Among others, Obama is expected to look at seasoned Democratic statesmen such as Sen. Joseph R. Biden Jr. (Del.) and former senator Sam Nunn (Ga.). Biden, who has twice sought the presidency, including a 2008 bid, comes from a working-class Irish Catholic background -- a demographic Obama has struggled with in the primaries. Sen. James Webb (Va.) is another potential prospect, a decorated Marine and former Republican with strong working-class support in his GOP-leaning state.
Some Obama insiders think he will consider a number of female candidates, including Kansas Gov. Kathleen Sebelius, Arizona Gov. Janet Napolitano and Sen. Claire McCaskill (Mo.). All three endorsed Obama early in his campaign.
In the interest of party unity, Obama could turn to a Clinton supporter from a swing state, such as Sen. Evan Bayh (Ind.), Pennsylvania Gov. Ed Rendell or Ohio Gov. Ted Strickland. Republicans who could land on his radar screen include Sen. Chuck Hagel (Neb.) and New York Mayor Michael R. Bloomberg, now a political independent.
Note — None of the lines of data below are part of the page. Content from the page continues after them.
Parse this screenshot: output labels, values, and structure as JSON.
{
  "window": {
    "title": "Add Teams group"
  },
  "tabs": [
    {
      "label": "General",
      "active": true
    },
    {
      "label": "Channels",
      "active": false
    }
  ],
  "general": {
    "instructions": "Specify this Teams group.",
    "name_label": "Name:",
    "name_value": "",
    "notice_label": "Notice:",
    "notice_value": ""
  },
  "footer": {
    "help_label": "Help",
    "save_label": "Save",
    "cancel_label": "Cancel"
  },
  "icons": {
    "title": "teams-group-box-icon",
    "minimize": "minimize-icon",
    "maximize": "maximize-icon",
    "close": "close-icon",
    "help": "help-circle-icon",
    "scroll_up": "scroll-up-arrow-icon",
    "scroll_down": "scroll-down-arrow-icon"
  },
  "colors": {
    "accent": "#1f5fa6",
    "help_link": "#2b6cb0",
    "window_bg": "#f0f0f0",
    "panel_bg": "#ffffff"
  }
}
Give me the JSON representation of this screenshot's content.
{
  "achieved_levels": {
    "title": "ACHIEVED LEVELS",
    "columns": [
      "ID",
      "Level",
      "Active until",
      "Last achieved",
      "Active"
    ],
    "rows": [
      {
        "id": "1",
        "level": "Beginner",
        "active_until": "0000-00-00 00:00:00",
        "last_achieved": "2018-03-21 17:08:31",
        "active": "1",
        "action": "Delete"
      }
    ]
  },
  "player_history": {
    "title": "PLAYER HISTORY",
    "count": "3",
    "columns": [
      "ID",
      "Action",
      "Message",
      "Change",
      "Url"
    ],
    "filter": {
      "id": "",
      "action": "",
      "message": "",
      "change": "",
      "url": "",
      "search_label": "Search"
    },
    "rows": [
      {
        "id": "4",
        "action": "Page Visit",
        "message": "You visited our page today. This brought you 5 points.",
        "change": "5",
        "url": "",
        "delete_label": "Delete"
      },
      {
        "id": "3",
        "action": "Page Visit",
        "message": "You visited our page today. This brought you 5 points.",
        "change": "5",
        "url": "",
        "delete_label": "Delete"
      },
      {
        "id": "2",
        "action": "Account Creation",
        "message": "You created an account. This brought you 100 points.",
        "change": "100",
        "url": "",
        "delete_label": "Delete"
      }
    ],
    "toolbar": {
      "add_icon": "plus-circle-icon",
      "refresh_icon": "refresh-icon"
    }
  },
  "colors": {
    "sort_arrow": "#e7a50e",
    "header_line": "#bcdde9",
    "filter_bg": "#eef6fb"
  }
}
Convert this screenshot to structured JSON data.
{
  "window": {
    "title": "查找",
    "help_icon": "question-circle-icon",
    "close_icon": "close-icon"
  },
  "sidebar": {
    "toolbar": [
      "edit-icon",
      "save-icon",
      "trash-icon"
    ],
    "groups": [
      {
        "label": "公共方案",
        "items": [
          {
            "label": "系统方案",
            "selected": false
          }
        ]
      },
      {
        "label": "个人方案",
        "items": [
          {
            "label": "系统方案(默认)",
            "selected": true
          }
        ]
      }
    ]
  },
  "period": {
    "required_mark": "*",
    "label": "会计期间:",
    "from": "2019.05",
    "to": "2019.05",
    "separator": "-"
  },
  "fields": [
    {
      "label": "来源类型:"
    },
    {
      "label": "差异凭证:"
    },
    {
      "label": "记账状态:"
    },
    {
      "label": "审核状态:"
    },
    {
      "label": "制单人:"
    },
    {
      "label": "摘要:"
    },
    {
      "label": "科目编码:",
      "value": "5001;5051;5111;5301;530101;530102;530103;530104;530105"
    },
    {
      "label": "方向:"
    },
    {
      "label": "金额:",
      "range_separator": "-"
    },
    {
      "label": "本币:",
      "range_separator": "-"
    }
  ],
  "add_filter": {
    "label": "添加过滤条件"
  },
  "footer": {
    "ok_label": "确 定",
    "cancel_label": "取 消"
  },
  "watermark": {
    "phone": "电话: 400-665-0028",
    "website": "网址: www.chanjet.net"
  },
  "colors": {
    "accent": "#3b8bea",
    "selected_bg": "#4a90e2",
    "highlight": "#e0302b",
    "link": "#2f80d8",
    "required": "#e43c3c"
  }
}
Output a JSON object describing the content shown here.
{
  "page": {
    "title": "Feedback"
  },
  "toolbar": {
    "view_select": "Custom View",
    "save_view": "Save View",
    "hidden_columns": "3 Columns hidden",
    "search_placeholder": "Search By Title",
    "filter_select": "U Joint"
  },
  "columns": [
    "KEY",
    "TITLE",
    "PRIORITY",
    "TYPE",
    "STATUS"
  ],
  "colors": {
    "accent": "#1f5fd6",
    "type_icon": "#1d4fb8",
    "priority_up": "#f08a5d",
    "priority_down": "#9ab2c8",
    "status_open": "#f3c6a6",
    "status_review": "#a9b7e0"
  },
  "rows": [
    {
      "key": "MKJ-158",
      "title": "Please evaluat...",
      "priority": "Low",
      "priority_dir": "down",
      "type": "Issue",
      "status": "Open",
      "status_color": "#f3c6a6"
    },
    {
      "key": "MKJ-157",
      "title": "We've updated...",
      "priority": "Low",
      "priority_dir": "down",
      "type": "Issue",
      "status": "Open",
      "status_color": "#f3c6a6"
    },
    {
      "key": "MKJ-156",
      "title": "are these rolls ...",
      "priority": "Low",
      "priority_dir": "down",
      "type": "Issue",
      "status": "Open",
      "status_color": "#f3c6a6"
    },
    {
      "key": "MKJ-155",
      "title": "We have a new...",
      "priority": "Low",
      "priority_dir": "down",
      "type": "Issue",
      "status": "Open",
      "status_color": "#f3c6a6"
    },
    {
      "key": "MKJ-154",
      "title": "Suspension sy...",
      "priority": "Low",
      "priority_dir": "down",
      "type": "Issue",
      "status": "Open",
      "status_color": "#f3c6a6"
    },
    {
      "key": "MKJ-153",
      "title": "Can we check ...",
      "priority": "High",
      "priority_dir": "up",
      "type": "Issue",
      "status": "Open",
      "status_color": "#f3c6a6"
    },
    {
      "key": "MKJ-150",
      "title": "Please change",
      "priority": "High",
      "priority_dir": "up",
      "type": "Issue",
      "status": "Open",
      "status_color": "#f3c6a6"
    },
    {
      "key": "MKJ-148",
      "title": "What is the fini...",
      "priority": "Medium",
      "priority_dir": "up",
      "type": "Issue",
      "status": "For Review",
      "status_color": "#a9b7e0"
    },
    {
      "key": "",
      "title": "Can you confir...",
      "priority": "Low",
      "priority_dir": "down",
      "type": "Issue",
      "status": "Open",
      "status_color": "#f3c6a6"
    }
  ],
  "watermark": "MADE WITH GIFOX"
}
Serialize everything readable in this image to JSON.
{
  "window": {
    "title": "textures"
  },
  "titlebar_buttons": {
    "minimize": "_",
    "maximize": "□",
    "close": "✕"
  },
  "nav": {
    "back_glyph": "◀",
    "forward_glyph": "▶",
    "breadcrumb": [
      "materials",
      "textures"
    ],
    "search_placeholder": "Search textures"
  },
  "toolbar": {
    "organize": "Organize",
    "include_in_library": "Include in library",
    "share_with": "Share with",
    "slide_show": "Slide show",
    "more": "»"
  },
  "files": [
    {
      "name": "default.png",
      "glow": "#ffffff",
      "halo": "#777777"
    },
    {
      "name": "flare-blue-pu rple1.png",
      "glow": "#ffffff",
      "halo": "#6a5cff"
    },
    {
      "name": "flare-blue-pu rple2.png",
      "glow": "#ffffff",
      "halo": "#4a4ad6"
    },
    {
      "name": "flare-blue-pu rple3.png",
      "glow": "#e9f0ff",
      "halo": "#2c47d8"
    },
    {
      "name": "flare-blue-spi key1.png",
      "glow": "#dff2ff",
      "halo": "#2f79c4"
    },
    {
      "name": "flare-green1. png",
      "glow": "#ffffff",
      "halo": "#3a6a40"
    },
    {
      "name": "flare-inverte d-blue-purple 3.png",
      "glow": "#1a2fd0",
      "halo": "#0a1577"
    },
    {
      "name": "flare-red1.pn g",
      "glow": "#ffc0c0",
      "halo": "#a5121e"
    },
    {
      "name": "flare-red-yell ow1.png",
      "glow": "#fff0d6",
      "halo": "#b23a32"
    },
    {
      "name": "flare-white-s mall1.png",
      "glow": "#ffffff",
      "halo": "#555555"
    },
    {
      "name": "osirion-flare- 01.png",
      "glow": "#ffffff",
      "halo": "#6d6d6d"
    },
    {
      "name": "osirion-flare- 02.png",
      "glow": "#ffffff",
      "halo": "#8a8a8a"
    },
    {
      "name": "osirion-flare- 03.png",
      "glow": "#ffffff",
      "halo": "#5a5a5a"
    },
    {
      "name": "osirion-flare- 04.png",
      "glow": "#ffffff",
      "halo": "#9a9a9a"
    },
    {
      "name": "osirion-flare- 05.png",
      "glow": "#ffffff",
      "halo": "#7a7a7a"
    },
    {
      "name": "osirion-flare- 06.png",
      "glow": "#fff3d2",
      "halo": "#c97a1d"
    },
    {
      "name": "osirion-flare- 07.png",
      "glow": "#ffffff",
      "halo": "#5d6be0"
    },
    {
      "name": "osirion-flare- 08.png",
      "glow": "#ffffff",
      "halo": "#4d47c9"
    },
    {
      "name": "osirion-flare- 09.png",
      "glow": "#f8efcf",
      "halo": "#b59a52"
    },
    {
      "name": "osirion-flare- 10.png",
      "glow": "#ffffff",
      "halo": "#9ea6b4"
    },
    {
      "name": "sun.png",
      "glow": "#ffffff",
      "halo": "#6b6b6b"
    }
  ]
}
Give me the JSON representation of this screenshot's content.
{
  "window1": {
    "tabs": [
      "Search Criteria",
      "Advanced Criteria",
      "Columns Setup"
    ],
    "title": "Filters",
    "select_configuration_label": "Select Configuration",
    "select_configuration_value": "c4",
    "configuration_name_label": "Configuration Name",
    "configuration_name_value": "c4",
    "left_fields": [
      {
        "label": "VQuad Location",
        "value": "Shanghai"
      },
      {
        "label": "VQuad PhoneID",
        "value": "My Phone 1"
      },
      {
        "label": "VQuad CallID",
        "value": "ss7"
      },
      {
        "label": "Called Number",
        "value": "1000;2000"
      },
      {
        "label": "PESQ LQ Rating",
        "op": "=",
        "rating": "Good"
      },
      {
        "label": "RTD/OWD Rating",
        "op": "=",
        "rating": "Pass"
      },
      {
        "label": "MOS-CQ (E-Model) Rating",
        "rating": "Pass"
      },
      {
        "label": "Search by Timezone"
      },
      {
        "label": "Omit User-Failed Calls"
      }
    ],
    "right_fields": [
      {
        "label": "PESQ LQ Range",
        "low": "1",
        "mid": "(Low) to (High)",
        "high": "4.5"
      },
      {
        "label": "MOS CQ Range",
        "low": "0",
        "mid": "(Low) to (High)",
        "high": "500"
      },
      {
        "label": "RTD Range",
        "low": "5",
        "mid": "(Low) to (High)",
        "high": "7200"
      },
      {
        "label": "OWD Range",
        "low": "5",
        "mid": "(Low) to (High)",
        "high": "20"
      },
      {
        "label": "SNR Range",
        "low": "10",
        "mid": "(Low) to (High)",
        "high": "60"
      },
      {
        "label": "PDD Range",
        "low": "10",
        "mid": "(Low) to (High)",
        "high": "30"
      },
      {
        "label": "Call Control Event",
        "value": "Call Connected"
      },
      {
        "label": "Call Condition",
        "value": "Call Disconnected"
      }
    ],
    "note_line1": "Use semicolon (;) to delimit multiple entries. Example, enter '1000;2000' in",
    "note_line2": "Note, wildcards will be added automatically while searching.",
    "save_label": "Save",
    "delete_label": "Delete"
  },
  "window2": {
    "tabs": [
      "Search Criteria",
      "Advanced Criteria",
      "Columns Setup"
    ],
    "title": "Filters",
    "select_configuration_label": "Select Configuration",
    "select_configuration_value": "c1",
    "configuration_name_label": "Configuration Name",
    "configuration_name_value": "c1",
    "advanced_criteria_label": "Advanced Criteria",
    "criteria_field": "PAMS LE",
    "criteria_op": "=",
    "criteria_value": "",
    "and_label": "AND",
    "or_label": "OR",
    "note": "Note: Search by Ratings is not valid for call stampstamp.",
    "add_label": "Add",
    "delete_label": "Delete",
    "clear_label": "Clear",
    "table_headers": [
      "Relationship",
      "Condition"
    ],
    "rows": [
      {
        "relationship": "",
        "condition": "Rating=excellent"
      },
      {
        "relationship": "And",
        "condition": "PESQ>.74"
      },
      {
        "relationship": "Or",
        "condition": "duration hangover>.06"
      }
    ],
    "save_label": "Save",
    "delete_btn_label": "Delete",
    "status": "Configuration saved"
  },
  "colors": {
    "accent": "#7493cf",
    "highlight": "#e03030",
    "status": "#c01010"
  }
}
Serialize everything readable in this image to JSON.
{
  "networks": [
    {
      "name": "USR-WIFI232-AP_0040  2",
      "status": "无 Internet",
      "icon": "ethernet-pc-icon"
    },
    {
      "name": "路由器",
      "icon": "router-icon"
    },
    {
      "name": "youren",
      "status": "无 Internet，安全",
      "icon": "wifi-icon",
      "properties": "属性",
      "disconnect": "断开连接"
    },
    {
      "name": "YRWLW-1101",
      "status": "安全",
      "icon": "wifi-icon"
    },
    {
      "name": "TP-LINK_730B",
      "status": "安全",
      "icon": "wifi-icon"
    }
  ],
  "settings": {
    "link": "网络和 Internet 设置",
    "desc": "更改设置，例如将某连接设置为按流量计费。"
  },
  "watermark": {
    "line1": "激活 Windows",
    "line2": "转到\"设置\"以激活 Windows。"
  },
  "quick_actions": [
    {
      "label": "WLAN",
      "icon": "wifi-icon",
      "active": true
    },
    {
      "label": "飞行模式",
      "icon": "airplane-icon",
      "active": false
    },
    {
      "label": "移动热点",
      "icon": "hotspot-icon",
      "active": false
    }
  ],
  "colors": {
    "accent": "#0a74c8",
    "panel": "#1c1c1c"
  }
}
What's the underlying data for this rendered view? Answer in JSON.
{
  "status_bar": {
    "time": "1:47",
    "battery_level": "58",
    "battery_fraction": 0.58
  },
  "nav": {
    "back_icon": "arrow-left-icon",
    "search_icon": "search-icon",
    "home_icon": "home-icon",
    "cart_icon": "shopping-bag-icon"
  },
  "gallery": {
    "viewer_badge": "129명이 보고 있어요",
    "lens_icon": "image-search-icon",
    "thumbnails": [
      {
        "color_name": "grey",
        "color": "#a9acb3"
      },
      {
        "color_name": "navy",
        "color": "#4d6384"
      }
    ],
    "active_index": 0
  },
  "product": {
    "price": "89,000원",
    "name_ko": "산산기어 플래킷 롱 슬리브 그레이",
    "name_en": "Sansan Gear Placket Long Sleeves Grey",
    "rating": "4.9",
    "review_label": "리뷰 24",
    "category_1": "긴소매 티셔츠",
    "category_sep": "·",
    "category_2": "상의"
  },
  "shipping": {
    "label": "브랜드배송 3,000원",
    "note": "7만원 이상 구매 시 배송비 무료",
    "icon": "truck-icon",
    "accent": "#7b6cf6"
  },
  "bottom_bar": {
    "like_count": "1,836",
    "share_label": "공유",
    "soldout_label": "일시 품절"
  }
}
This is a very conservative list. In fact, it is so conservative, that it makes Biden and Sebelius look like hard-left, flaming liberals. Webb and McCaskill both rank below all of the Senate Presidential contenders on Progressive Punch and National Journal. Ed Rendell was the founding member of the "frainthearted faction" on Social Security (among many other things). Ted Strickland is anti-choice, and generally socially conservative, which is a really, really bad way to unite the party after a woman was defeated in the primary (Webb is just as bad on this front). Hagel and Bloomberg aren't even Democrats. Napolitano doesn't think troop withdrawal from Iraq is a good idea, and will come at McCain from the right on immigration. Evan Bayh has long been one of the most conservative Democrats in the Senate, ranking 49th for 2007-2008 on Progressive Punch, ahead of only Ben Nelson.
Progressives are completely shut out of prominent veep discussions. This is connected to several longstanding problems, from the lack of progressive voices in the national media, to progressives being taken for granted as voters, to progressivism never being seen as the future of the Democratic Party. The options are so conservative, that only Sebelius would arguably be to the left of Hillary Clinton. This is basically why I have arrived at Sebelius by process of elimination: she is the only frequently floated name who wouldn't suck as the future face of the party.
It is also slowly pushing me into Paul's camp, favoring John Edwards. While it would be weird to have the same Veep for two different nominees, while Edwards was of questionable value to Kerry in 2004, and while Edwards has sworn off being Veep again, he does run as a progressive, and polls by far the best of any other VP option. That would make him a decidedly non-sucky choice, which is something that is hard to say about most of the other names that are being floated in national discussions on this matter.